Top of Recorded information

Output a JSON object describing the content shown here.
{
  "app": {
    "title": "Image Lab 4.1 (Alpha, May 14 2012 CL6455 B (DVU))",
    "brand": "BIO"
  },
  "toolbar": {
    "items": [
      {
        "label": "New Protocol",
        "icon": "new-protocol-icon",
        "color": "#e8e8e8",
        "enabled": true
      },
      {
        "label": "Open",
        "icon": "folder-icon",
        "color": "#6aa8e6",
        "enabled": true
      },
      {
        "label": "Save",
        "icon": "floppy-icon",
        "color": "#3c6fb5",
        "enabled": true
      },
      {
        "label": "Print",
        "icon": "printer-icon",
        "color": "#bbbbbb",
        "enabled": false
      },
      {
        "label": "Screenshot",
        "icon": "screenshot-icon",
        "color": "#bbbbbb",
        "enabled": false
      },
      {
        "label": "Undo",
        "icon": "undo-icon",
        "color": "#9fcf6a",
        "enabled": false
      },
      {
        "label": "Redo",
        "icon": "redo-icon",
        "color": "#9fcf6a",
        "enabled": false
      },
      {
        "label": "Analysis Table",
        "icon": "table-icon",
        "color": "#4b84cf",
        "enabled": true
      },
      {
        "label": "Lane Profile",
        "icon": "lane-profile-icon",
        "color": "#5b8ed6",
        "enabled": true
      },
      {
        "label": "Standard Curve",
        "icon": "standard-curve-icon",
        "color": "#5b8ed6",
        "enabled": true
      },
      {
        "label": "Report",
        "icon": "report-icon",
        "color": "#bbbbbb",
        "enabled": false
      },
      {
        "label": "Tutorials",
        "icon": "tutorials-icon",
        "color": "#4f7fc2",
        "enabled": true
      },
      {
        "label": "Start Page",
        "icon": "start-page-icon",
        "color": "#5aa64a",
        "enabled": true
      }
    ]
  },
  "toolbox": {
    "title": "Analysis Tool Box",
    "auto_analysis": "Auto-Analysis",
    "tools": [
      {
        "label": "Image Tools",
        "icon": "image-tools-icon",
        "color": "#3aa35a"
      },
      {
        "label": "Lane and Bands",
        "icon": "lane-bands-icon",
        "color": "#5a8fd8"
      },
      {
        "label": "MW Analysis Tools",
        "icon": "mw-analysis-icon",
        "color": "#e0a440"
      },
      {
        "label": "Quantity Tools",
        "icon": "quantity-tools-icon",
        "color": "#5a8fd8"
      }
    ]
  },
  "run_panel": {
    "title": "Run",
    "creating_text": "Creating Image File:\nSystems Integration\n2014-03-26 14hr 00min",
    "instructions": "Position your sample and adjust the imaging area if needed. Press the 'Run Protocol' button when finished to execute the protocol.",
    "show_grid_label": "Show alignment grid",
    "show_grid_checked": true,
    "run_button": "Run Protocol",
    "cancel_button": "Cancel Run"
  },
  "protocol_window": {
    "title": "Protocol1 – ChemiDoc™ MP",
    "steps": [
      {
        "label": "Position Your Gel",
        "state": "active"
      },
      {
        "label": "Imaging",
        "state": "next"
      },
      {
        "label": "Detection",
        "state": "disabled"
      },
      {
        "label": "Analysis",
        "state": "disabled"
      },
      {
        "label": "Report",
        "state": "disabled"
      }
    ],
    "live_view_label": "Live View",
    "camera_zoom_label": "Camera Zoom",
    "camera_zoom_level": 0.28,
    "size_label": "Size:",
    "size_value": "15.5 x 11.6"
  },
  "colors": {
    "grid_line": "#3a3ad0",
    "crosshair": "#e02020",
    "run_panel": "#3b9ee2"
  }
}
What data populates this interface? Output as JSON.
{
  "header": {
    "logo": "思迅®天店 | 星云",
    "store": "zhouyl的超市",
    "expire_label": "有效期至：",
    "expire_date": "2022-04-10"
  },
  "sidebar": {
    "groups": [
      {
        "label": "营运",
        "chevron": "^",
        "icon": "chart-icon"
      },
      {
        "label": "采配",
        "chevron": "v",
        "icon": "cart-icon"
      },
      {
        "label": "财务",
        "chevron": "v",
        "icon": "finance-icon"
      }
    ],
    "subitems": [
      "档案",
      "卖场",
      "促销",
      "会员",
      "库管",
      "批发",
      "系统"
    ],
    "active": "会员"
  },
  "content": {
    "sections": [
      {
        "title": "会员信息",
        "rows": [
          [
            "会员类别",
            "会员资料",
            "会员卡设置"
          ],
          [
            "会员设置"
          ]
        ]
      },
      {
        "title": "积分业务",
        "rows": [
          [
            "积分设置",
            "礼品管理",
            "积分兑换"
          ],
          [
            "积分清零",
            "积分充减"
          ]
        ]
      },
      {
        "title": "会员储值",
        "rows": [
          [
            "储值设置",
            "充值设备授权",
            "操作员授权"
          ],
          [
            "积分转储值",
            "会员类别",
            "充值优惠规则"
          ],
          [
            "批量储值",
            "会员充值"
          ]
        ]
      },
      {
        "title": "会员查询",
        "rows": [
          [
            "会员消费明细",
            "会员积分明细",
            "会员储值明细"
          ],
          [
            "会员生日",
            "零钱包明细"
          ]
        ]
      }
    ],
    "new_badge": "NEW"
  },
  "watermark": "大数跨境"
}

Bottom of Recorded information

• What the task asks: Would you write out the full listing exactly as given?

• Reply to the task:
Output a JSON object describing the content shown here.
{
  "app": {
    "title": "Image Lab 4.1 (Alpha, May 14 2012 CL6455 B (DVU))",
    "brand": "BIO"
  },
  "toolbar": {
    "items": [
      {
        "label": "New Protocol",
        "icon": "new-protocol-icon",
        "color": "#e8e8e8",
        "enabled": true
      },
      {
        "label": "Open",
        "icon": "folder-icon",
        "color": "#6aa8e6",
        "enabled": true
      },
      {
        "label": "Save",
        "icon": "floppy-icon",
        "color": "#3c6fb5",
        "enabled": true
      },
      {
        "label": "Print",
        "icon": "printer-icon",
        "color": "#bbbbbb",
        "enabled": false
      },
      {
        "label": "Screenshot",
        "icon": "screenshot-icon",
        "color": "#bbbbbb",
        "enabled": false
      },
      {
        "label": "Undo",
        "icon": "undo-icon",
        "color": "#9fcf6a",
        "enabled": false
      },
      {
        "label": "Redo",
        "icon": "redo-icon",
        "color": "#9fcf6a",
        "enabled": false
      },
      {
        "label": "Analysis Table",
        "icon": "table-icon",
        "color": "#4b84cf",
        "enabled": true
      },
      {
        "label": "Lane Profile",
        "icon": "lane-profile-icon",
        "color": "#5b8ed6",
        "enabled": true
      },
      {
        "label": "Standard Curve",
        "icon": "standard-curve-icon",
        "color": "#5b8ed6",
        "enabled": true
      },
      {
        "label": "Report",
        "icon": "report-icon",
        "color": "#bbbbbb",
        "enabled": false
      },
      {
        "label": "Tutorials",
        "icon": "tutorials-icon",
        "color": "#4f7fc2",
        "enabled": true
      },
      {
        "label": "Start Page",
        "icon": "start-page-icon",
        "color": "#5aa64a",
        "enabled": true
      }
    ]
  },
  "toolbox": {
    "title": "Analysis Tool Box",
    "auto_analysis": "Auto-Analysis",
    "tools": [
      {
        "label": "Image Tools",
        "icon": "image-tools-icon",
        "color": "#3aa35a"
      },
      {
        "label": "Lane and Bands",
        "icon": "lane-bands-icon",
        "color": "#5a8fd8"
      },
      {
        "label": "MW Analysis Tools",
        "icon": "mw-analysis-icon",
        "color": "#e0a440"
      },
      {
        "label": "Quantity Tools",
        "icon": "quantity-tools-icon",
        "color": "#5a8fd8"
      }
    ]
  },
  "run_panel": {
    "title": "Run",
    "creating_text": "Creating Image File:\nSystems Integration\n2014-03-26 14hr 00min",
    "instructions": "Position your sample and adjust the imaging area if needed. Press the 'Run Protocol' button when finished to execute the protocol.",
    "show_grid_label": "Show alignment grid",
    "show_grid_checked": true,
    "run_button": "Run Protocol",
    "cancel_button": "Cancel Run"
  },
  "protocol_window": {
    "title": "Protocol1 – ChemiDoc™ MP",
    "steps": [
      {
        "label": "Position Your Gel",
        "state": "active"
      },
      {
        "label": "Imaging",
        "state": "next"
      },
      {
        "label": "Detection",
        "state": "disabled"
      },
      {
        "label": "Analysis",
        "state": "disabled"
      },
      {
        "label": "Report",
        "state": "disabled"
      }
    ],
    "live_view_label": "Live View",
    "camera_zoom_label": "Camera Zoom",
    "camera_zoom_level": 0.28,
    "size_label": "Size:",
    "size_value": "15.5 x 11.6"
  },
  "colors": {
    "grid_line": "#3a3ad0",
    "crosshair": "#e02020",
    "run_panel": "#3b9ee2"
  }
}
What data populates this interface? Output as JSON.
{
  "header": {
    "logo": "思迅®天店 | 星云",
    "store": "zhouyl的超市",
    "expire_label": "有效期至：",
    "expire_date": "2022-04-10"
  },
  "sidebar": {
    "groups": [
      {
        "label": "营运",
        "chevron": "^",
        "icon": "chart-icon"
      },
      {
        "label": "采配",
        "chevron": "v",
        "icon": "cart-icon"
      },
      {
        "label": "财务",
        "chevron": "v",
        "icon": "finance-icon"
      }
    ],
    "subitems": [
      "档案",
      "卖场",
      "促销",
      "会员",
      "库管",
      "批发",
      "系统"
    ],
    "active": "会员"
  },
  "content": {
    "sections": [
      {
        "title": "会员信息",
        "rows": [
          [
            "会员类别",
            "会员资料",
            "会员卡设置"
          ],
          [
            "会员设置"
          ]
        ]
      },
      {
        "title": "积分业务",
        "rows": [
          [
            "积分设置",
            "礼品管理",
            "积分兑换"
          ],
          [
            "积分清零",
            "积分充减"
          ]
        ]
      },
      {
        "title": "会员储值",
        "rows": [
          [
            "储值设置",
            "充值设备授权",
            "操作员授权"
          ],
          [
            "积分转储值",
            "会员类别",
            "充值优惠规则"
          ],
          [
            "批量储值",
            "会员充值"
          ]
        ]
      },
      {
        "title": "会员查询",
        "rows": [
          [
            "会员消费明细",
            "会员积分明细",
            "会员储值明细"
          ],
          [
            "会员生日",
            "零钱包明细"
          ]
        ]
      }
    ],
    "new_badge": "NEW"
  },
  "watermark": "大数跨境"
}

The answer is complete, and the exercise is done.